The data Block Start

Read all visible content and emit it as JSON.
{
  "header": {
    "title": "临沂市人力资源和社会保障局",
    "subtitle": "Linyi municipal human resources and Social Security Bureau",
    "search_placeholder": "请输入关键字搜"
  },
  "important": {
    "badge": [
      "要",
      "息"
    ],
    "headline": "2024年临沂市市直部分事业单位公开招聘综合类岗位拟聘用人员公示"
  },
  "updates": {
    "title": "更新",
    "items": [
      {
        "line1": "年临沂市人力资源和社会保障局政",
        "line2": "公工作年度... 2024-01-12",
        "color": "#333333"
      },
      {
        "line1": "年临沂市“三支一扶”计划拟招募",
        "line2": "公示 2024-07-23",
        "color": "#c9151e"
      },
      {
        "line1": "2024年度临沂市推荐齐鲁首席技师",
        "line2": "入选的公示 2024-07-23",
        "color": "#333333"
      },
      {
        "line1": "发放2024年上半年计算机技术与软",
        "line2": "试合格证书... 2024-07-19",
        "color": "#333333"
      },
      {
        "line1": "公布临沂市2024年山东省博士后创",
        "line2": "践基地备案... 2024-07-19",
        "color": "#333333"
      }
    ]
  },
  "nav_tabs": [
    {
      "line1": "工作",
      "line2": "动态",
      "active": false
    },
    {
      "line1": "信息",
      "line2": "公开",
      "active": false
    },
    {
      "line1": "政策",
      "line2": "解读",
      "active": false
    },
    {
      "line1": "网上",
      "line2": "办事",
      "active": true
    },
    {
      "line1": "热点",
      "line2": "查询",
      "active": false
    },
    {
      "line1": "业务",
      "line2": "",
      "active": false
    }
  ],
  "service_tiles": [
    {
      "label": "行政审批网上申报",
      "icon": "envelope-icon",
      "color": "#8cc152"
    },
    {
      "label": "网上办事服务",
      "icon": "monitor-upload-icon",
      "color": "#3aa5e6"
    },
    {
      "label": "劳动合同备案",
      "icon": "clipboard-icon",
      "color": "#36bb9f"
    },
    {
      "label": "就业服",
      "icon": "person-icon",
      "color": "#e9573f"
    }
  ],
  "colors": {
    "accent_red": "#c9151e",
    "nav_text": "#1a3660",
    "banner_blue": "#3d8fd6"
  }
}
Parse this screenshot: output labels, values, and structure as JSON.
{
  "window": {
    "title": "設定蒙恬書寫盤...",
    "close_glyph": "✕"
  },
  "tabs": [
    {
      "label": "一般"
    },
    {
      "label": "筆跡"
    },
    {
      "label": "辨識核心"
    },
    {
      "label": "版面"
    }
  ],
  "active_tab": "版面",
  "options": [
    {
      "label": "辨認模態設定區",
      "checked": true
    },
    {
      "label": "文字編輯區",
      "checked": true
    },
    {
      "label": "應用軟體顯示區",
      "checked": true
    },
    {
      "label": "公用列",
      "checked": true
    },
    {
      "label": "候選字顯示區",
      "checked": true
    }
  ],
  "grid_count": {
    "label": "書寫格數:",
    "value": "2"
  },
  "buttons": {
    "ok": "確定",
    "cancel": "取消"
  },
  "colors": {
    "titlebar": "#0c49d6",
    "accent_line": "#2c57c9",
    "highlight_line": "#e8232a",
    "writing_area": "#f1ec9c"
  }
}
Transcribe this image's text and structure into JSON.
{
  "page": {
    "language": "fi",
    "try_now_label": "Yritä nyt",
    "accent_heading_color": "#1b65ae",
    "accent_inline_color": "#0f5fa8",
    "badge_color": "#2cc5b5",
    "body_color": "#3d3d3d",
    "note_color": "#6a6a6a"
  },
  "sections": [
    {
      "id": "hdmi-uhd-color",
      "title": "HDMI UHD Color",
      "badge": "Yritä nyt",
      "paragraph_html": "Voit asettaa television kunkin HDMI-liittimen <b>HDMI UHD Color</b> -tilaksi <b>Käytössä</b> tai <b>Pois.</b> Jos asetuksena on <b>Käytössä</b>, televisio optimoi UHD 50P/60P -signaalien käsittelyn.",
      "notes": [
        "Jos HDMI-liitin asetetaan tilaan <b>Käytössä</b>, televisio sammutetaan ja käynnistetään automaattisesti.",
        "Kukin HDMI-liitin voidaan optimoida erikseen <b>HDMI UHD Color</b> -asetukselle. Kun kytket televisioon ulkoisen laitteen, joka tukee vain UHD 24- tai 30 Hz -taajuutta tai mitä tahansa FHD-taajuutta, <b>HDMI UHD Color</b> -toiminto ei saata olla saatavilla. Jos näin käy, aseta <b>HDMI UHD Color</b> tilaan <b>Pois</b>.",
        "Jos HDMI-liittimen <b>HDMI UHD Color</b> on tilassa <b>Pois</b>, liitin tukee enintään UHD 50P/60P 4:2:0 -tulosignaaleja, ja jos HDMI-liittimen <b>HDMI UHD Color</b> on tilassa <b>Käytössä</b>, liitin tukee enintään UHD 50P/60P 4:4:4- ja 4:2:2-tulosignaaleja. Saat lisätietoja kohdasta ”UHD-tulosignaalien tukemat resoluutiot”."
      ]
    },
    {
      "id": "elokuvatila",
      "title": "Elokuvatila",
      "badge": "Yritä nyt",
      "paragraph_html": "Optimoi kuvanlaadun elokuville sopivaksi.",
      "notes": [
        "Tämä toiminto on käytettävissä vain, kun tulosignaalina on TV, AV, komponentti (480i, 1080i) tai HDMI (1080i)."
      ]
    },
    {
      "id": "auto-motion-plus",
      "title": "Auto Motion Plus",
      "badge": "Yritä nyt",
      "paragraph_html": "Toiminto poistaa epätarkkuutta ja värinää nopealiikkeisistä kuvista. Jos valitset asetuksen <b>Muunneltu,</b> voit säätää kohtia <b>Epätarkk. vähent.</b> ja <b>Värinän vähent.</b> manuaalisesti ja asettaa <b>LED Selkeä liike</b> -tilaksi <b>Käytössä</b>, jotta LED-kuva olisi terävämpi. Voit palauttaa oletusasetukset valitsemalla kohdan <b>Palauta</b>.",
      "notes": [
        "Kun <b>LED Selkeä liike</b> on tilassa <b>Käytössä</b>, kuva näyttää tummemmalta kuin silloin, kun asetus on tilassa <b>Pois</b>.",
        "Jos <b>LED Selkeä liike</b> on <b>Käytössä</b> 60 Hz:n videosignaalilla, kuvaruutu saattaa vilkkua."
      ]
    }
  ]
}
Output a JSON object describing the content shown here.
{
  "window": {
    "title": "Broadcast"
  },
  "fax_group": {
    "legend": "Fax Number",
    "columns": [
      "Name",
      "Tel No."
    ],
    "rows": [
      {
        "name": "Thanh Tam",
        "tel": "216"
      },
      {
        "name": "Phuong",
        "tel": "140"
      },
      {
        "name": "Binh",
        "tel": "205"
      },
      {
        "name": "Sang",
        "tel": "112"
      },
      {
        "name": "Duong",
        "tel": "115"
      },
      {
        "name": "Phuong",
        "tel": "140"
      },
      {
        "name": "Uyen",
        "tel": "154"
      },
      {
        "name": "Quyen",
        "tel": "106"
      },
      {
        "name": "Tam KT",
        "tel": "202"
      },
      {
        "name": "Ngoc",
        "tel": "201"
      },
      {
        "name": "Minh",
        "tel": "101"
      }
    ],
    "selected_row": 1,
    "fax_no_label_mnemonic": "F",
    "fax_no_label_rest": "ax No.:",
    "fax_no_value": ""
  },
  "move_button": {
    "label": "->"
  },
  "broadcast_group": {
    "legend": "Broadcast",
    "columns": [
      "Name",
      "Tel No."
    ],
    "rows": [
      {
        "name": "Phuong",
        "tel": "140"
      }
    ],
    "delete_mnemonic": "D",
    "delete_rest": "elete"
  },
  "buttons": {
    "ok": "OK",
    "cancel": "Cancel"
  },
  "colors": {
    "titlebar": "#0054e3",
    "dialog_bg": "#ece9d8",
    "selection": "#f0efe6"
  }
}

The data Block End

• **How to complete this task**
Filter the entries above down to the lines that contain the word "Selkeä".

• **Result for this exercise**
      "paragraph_html": "Toiminto poistaa epätarkkuutta ja värinää nopealiikkeisistä kuvista. Jos valitset asetuksen <b>Muunneltu,</b> voit säätää kohtia <b>Epätarkk. vähent.</b> ja <b>Värinän vähent.</b> manuaalisesti ja asettaa <b>LED Selkeä liike</b> -tilaksi <b>Käytössä</b>, jotta LED-kuva olisi terävämpi. Voit palauttaa oletusasetukset valitsemalla kohdan <b>Palauta</b>.",
        "Kun <b>LED Selkeä liike</b> on tilassa <b>Käytössä</b>, kuva näyttää tummemmalta kuin silloin, kun asetus on tilassa <b>Pois</b>.",
        "Jos <b>LED Selkeä liike</b> on <b>Käytössä</b> 60 Hz:n videosignaalilla, kuvaruutu saattaa vilkkua."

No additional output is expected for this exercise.